___ DATA FOR ANALYSIS
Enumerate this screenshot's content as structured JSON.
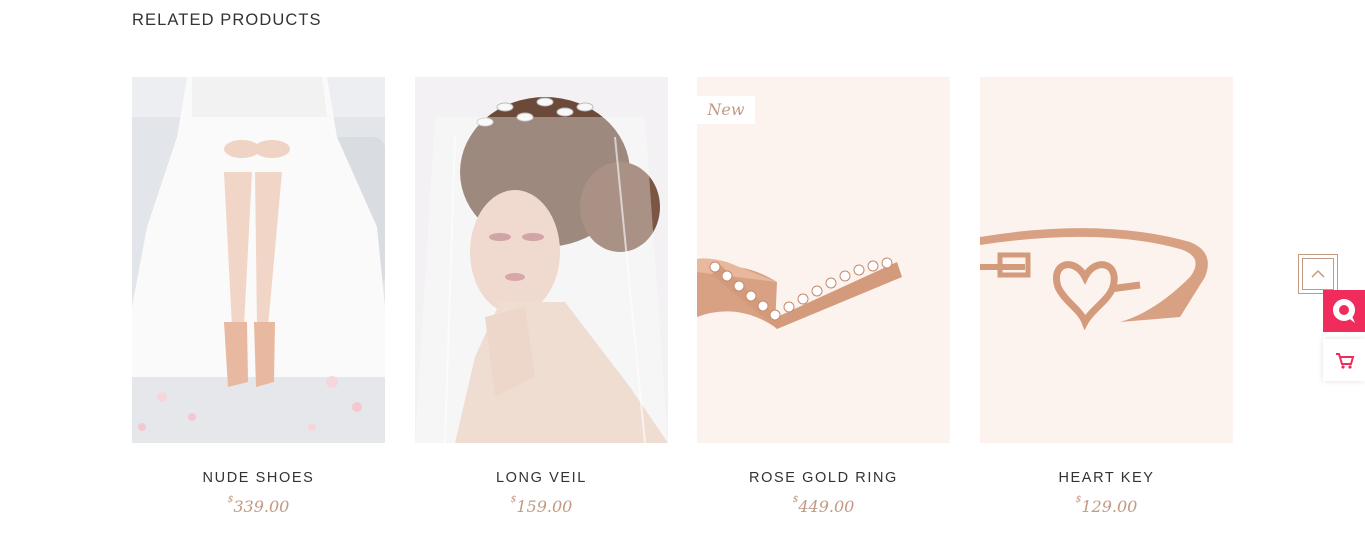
{
  "section": {
    "title": "RELATED PRODUCTS"
  },
  "products": [
    {
      "name": "NUDE SHOES",
      "currency": "$",
      "price": "339.00",
      "image_icon": "bride-dress-shoes-photo"
    },
    {
      "name": "LONG VEIL",
      "currency": "$",
      "price": "159.00",
      "image_icon": "bride-veil-photo"
    },
    {
      "name": "ROSE GOLD RING",
      "currency": "$",
      "price": "449.00",
      "badge": "New",
      "image_icon": "rose-gold-ring-photo"
    },
    {
      "name": "HEART KEY",
      "currency": "$",
      "price": "129.00",
      "image_icon": "heart-key-bracelet-photo"
    }
  ],
  "floating": {
    "to_top_icon": "chevron-up-icon",
    "chat_icon": "chat-bubble-icon",
    "cart_icon": "cart-icon"
  },
  "colors": {
    "accent_price": "#c29a82",
    "chat_bg": "#ef2c5b",
    "image_bg_jewelry": "#fcf3ef"
  }
}
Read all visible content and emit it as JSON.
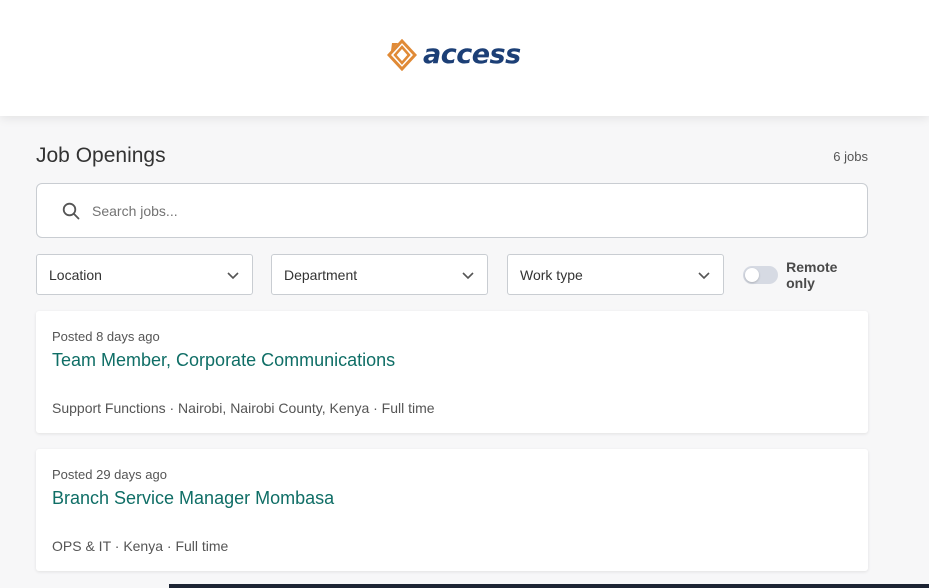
{
  "brand": {
    "name": "access",
    "logo_icon": "diamond-logo-icon",
    "colors": {
      "logo_orange": "#e08a36",
      "logo_text": "#1c3f76"
    }
  },
  "header": {
    "title": "Job Openings",
    "job_count": "6 jobs"
  },
  "search": {
    "icon": "search-icon",
    "placeholder": "Search jobs..."
  },
  "filters": {
    "location": {
      "label": "Location",
      "icon": "chevron-down-icon"
    },
    "department": {
      "label": "Department",
      "icon": "chevron-down-icon"
    },
    "work_type": {
      "label": "Work type",
      "icon": "chevron-down-icon"
    },
    "remote": {
      "label": "Remote only",
      "enabled": false
    }
  },
  "jobs": [
    {
      "posted": "Posted 8 days ago",
      "title": "Team Member, Corporate Communications",
      "meta": "Support Functions · Nairobi, Nairobi County, Kenya · Full time"
    },
    {
      "posted": "Posted 29 days ago",
      "title": "Branch Service Manager Mombasa",
      "meta": "OPS & IT · Kenya · Full time"
    }
  ],
  "colors": {
    "accent_title": "#0f6e66",
    "page_bg": "#f7f7f8"
  }
}
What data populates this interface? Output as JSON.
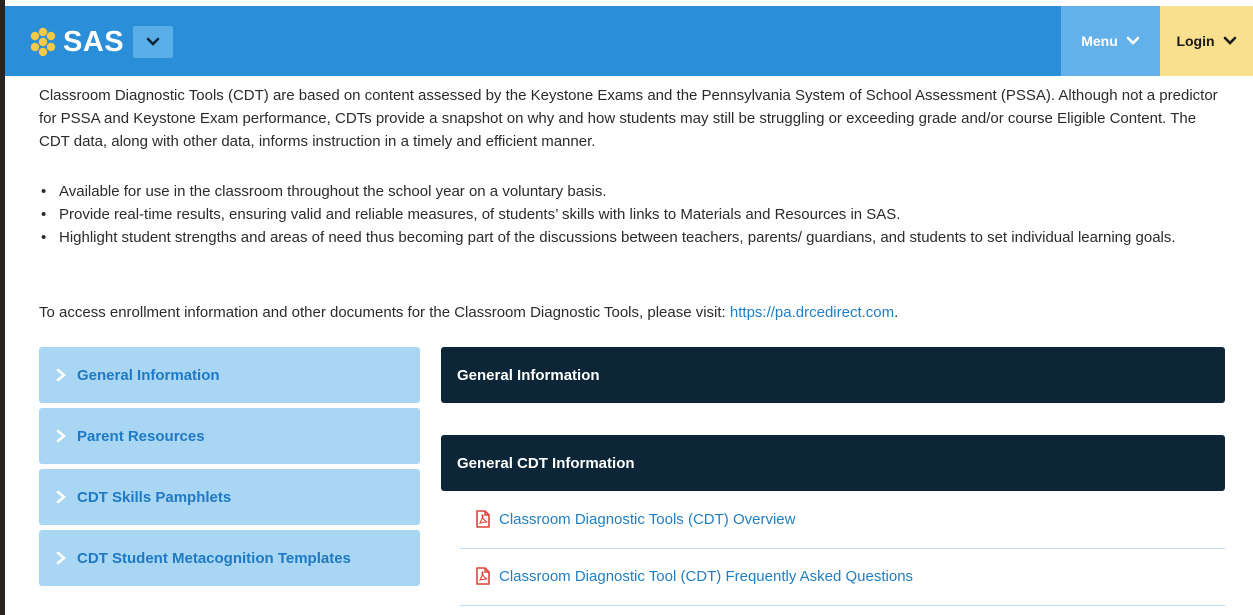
{
  "header": {
    "logo_text": "SAS",
    "menu_label": "Menu",
    "login_label": "Login",
    "colors": {
      "bar": "#2a8fd8",
      "menu": "#62b1ea",
      "login": "#f9e08e",
      "logo_flower": "#f7c948"
    }
  },
  "intro": {
    "paragraph": "Classroom Diagnostic Tools (CDT) are based on content assessed by the Keystone Exams and the Pennsylvania System of School Assessment (PSSA). Although not a predictor for PSSA and Keystone Exam performance, CDTs provide a snapshot on why and how students may still be struggling or exceeding grade and/or course Eligible Content. The CDT data, along with other data, informs instruction in a timely and efficient manner.",
    "bullets": [
      "Available for use in the classroom throughout the school year on a voluntary basis.",
      "Provide real-time results, ensuring valid and reliable measures, of students’ skills with links to Materials and Resources in SAS.",
      "Highlight student strengths and areas of need thus becoming part of the discussions between teachers, parents/ guardians, and students to set individual learning goals."
    ],
    "access_text": "To access enrollment information and other documents for the Classroom Diagnostic Tools, please visit: ",
    "access_link": "https://pa.drcedirect.com",
    "access_end": "."
  },
  "sidebar": {
    "items": [
      {
        "label": "General Information"
      },
      {
        "label": "Parent Resources"
      },
      {
        "label": "CDT Skills Pamphlets"
      },
      {
        "label": "CDT Student Metacognition Templates"
      }
    ]
  },
  "main": {
    "section_title": "General Information",
    "subsection_title": "General CDT Information",
    "documents": [
      {
        "label": "Classroom Diagnostic Tools (CDT) Overview",
        "icon": "pdf-icon"
      },
      {
        "label": "Classroom Diagnostic Tool (CDT) Frequently Asked Questions",
        "icon": "pdf-icon"
      }
    ]
  }
}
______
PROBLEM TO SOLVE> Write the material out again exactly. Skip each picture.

RESULT>
Enumerate this screenshot's content as structured JSON.
{
  "section": {
    "title": "RELATED PRODUCTS"
  },
  "products": [
    {
      "name": "NUDE SHOES",
      "currency": "$",
      "price": "339.00",
      "image_icon": "bride-dress-shoes-photo"
    },
    {
      "name": "LONG VEIL",
      "currency": "$",
      "price": "159.00",
      "image_icon": "bride-veil-photo"
    },
    {
      "name": "ROSE GOLD RING",
      "currency": "$",
      "price": "449.00",
      "badge": "New",
      "image_icon": "rose-gold-ring-photo"
    },
    {
      "name": "HEART KEY",
      "currency": "$",
      "price": "129.00",
      "image_icon": "heart-key-bracelet-photo"
    }
  ],
  "floating": {
    "to_top_icon": "chevron-up-icon",
    "chat_icon": "chat-bubble-icon",
    "cart_icon": "cart-icon"
  },
  "colors": {
    "accent_price": "#c29a82",
    "chat_bg": "#ef2c5b",
    "image_bg_jewelry": "#fcf3ef"
  }
}
Read all visible content and emit it as JSON.
{
  "brand": {
    "name": "access",
    "logo_icon": "diamond-logo-icon",
    "colors": {
      "logo_orange": "#e08a36",
      "logo_text": "#1c3f76"
    }
  },
  "header": {
    "title": "Job Openings",
    "job_count": "6 jobs"
  },
  "search": {
    "icon": "search-icon",
    "placeholder": "Search jobs..."
  },
  "filters": {
    "location": {
      "label": "Location",
      "icon": "chevron-down-icon"
    },
    "department": {
      "label": "Department",
      "icon": "chevron-down-icon"
    },
    "work_type": {
      "label": "Work type",
      "icon": "chevron-down-icon"
    },
    "remote": {
      "label": "Remote only",
      "enabled": false
    }
  },
  "jobs": [
    {
      "posted": "Posted 8 days ago",
      "title": "Team Member, Corporate Communications",
      "meta": "Support Functions · Nairobi, Nairobi County, Kenya · Full time"
    },
    {
      "posted": "Posted 29 days ago",
      "title": "Branch Service Manager Mombasa",
      "meta": "OPS & IT · Kenya · Full time"
    }
  ],
  "colors": {
    "accent_title": "#0f6e66",
    "page_bg": "#f7f7f8"
  }
}
What data populates this interface? Output as JSON.
{
  "header": {
    "logo_text": "SAS",
    "menu_label": "Menu",
    "login_label": "Login",
    "colors": {
      "bar": "#2a8fd8",
      "menu": "#62b1ea",
      "login": "#f9e08e",
      "logo_flower": "#f7c948"
    }
  },
  "intro": {
    "paragraph": "Classroom Diagnostic Tools (CDT) are based on content assessed by the Keystone Exams and the Pennsylvania System of School Assessment (PSSA). Although not a predictor for PSSA and Keystone Exam performance, CDTs provide a snapshot on why and how students may still be struggling or exceeding grade and/or course Eligible Content. The CDT data, along with other data, informs instruction in a timely and efficient manner.",
    "bullets": [
      "Available for use in the classroom throughout the school year on a voluntary basis.",
      "Provide real-time results, ensuring valid and reliable measures, of students’ skills with links to Materials and Resources in SAS.",
      "Highlight student strengths and areas of need thus becoming part of the discussions between teachers, parents/ guardians, and students to set individual learning goals."
    ],
    "access_text": "To access enrollment information and other documents for the Classroom Diagnostic Tools, please visit: ",
    "access_link": "https://pa.drcedirect.com",
    "access_end": "."
  },
  "sidebar": {
    "items": [
      {
        "label": "General Information"
      },
      {
        "label": "Parent Resources"
      },
      {
        "label": "CDT Skills Pamphlets"
      },
      {
        "label": "CDT Student Metacognition Templates"
      }
    ]
  },
  "main": {
    "section_title": "General Information",
    "subsection_title": "General CDT Information",
    "documents": [
      {
        "label": "Classroom Diagnostic Tools (CDT) Overview",
        "icon": "pdf-icon"
      },
      {
        "label": "Classroom Diagnostic Tool (CDT) Frequently Asked Questions",
        "icon": "pdf-icon"
      }
    ]
  }
}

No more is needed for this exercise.